    I understand that the word means something negative to many people, and therefore I don’t use it in mixed company, for example around my cisgender friends (as I don’t want them to start thinking it’s OK to go around calling people “trannies.”)

    Words ONLY have the power we give them.
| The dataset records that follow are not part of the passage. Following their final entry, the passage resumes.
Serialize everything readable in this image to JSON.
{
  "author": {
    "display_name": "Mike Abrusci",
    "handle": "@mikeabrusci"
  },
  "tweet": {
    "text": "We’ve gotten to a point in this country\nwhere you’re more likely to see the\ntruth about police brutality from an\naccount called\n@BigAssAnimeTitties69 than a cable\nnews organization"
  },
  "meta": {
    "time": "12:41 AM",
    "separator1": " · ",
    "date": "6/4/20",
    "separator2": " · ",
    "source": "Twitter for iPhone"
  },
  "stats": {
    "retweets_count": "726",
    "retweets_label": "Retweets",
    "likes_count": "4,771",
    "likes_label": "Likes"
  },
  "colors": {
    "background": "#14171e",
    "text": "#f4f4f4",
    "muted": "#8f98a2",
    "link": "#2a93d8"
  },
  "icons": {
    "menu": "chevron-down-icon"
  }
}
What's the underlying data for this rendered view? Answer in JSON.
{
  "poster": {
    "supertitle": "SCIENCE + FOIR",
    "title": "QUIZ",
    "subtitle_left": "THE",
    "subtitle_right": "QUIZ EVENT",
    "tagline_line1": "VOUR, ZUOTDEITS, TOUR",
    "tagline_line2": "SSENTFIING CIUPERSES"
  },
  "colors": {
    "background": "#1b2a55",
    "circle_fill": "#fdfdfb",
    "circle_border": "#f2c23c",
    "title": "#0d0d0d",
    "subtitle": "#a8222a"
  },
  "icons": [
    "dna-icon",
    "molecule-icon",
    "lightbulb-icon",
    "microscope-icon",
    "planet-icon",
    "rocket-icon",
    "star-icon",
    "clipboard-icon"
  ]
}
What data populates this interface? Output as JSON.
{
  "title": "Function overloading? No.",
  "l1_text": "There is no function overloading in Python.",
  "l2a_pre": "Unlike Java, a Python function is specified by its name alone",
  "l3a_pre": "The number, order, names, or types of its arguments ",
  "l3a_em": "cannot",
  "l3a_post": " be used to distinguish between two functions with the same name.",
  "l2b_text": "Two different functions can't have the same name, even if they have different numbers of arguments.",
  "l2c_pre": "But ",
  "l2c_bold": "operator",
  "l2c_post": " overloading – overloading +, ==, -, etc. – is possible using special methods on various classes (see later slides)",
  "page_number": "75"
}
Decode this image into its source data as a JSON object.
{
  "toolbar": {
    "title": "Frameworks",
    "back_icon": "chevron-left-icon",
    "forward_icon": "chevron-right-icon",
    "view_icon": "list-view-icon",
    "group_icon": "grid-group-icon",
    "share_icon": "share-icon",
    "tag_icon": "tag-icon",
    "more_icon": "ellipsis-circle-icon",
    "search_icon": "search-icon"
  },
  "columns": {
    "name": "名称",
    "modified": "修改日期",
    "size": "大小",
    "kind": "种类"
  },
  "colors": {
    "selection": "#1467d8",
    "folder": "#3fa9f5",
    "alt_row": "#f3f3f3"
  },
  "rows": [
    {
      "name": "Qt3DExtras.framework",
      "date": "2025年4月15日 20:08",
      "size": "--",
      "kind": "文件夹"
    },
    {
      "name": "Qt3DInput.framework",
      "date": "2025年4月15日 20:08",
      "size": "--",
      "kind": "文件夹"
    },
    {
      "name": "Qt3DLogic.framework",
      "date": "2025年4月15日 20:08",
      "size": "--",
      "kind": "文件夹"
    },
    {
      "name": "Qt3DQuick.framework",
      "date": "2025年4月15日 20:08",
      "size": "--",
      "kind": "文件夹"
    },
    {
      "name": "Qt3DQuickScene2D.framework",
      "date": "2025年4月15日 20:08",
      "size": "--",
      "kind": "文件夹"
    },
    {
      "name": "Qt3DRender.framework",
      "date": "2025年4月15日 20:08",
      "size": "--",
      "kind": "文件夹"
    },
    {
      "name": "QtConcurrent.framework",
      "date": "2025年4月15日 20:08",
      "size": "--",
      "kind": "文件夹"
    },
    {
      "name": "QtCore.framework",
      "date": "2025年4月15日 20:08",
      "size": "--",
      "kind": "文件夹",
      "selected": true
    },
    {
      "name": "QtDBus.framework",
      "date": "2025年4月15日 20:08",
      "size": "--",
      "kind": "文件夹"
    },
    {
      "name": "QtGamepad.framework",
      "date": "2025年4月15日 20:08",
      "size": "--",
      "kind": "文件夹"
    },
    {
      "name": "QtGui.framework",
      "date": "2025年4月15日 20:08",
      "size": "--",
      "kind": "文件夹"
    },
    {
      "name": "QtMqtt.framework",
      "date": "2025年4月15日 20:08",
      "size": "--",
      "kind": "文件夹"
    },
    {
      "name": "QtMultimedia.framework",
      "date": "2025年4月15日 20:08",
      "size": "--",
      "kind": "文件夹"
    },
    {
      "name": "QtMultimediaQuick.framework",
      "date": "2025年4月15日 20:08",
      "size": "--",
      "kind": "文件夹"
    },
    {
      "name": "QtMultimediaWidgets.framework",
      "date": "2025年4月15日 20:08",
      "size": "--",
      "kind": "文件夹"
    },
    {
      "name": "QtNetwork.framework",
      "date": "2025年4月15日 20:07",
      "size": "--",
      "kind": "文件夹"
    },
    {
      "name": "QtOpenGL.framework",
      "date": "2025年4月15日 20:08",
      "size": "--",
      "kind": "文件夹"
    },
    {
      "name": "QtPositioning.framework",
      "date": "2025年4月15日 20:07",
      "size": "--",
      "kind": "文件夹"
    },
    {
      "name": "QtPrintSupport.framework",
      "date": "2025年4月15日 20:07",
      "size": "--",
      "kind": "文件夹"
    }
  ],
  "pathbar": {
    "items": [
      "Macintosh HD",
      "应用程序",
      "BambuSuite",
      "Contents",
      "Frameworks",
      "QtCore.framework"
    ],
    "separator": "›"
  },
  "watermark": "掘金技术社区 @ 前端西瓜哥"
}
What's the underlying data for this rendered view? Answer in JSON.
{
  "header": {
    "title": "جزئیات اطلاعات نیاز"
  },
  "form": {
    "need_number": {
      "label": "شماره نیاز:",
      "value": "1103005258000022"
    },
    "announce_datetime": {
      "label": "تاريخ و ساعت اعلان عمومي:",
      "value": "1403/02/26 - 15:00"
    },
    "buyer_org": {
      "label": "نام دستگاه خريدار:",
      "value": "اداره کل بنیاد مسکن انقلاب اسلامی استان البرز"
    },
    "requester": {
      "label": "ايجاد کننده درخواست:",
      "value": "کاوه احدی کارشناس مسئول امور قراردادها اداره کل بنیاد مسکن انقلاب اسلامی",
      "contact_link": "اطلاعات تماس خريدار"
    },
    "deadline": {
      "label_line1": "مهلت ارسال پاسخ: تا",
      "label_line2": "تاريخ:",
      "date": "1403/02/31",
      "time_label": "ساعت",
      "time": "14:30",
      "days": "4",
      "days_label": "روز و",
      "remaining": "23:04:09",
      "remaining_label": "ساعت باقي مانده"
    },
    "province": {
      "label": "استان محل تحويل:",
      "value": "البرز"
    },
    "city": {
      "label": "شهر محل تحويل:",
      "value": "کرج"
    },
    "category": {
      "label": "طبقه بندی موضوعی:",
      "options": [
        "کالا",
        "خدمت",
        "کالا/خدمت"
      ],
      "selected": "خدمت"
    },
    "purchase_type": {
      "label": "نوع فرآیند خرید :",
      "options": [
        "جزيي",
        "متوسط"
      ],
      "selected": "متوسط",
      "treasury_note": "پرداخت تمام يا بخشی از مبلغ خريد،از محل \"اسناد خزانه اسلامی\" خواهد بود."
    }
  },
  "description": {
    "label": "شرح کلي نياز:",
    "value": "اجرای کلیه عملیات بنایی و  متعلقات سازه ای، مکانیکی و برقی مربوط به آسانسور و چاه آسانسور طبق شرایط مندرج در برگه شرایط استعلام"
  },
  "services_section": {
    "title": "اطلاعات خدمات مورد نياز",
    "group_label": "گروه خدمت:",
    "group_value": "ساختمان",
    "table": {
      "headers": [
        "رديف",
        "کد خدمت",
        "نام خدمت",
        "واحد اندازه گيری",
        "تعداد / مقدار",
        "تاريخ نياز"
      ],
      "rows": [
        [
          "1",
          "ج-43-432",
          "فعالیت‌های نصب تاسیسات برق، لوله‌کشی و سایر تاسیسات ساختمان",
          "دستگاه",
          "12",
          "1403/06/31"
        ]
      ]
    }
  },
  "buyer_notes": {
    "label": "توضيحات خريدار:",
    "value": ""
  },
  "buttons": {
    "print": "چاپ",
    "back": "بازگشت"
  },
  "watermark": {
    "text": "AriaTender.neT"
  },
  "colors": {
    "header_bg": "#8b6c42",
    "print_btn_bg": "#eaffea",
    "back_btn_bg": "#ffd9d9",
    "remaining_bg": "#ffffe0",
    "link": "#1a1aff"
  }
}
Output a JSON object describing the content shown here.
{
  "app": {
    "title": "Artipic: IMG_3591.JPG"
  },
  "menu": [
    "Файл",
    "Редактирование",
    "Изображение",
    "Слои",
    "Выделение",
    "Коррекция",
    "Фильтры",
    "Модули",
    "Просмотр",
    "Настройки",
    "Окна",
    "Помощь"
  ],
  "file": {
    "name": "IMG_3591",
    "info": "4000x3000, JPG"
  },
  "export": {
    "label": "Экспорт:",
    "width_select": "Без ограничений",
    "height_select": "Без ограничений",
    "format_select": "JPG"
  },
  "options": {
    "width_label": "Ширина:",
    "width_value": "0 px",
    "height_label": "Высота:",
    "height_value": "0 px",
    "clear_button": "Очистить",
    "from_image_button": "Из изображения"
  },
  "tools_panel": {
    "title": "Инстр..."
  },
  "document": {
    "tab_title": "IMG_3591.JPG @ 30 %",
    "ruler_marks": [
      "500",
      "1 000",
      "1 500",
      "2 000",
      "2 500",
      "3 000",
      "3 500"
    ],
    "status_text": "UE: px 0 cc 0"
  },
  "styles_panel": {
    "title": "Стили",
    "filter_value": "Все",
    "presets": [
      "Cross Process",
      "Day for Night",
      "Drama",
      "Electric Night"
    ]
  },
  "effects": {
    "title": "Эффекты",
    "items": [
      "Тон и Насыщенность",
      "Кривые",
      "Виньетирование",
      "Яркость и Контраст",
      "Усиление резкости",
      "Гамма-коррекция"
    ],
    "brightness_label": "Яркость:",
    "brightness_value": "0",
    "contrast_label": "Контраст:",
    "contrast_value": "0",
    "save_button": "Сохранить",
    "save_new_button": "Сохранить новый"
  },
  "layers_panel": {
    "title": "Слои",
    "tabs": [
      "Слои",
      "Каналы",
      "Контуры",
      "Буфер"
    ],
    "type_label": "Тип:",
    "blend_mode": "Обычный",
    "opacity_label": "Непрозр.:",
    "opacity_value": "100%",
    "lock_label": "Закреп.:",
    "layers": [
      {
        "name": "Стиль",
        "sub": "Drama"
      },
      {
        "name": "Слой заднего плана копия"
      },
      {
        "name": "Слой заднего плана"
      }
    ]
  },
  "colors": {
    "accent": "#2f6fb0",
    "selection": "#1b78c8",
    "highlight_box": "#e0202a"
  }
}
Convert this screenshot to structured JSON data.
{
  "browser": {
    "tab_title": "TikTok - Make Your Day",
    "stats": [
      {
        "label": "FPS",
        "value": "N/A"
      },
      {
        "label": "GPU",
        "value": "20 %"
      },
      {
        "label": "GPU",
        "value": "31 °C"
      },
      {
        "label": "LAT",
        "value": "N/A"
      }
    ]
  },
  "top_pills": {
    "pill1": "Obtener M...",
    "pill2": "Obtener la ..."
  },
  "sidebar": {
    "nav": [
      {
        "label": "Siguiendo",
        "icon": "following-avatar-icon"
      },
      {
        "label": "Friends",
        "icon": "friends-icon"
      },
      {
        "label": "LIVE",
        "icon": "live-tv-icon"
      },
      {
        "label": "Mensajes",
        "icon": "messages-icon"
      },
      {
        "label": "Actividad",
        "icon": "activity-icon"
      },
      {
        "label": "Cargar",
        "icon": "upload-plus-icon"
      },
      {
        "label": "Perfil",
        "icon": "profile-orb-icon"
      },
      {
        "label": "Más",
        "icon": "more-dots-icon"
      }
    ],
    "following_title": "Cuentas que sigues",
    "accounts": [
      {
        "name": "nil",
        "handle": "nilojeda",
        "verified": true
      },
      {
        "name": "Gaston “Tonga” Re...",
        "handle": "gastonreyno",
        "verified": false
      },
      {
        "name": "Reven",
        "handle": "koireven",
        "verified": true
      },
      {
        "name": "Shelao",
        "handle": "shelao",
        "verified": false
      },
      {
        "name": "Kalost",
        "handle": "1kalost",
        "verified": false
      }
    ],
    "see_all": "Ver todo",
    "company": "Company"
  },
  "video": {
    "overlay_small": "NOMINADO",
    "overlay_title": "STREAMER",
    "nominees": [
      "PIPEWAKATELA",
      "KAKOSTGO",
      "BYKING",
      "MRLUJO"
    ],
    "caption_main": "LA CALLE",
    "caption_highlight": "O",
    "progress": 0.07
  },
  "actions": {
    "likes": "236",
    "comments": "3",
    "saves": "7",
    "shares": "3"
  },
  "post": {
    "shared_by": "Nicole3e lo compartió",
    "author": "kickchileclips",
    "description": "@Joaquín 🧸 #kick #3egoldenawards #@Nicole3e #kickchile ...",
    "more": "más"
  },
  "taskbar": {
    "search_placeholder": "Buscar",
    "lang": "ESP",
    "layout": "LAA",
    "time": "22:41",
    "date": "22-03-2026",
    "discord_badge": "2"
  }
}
Just as gay people took back the word Queer, reclaiming what was once a pejorative term and making it into a badge of honor, I believe we transwomen should take back the word “tranny” for ourselves.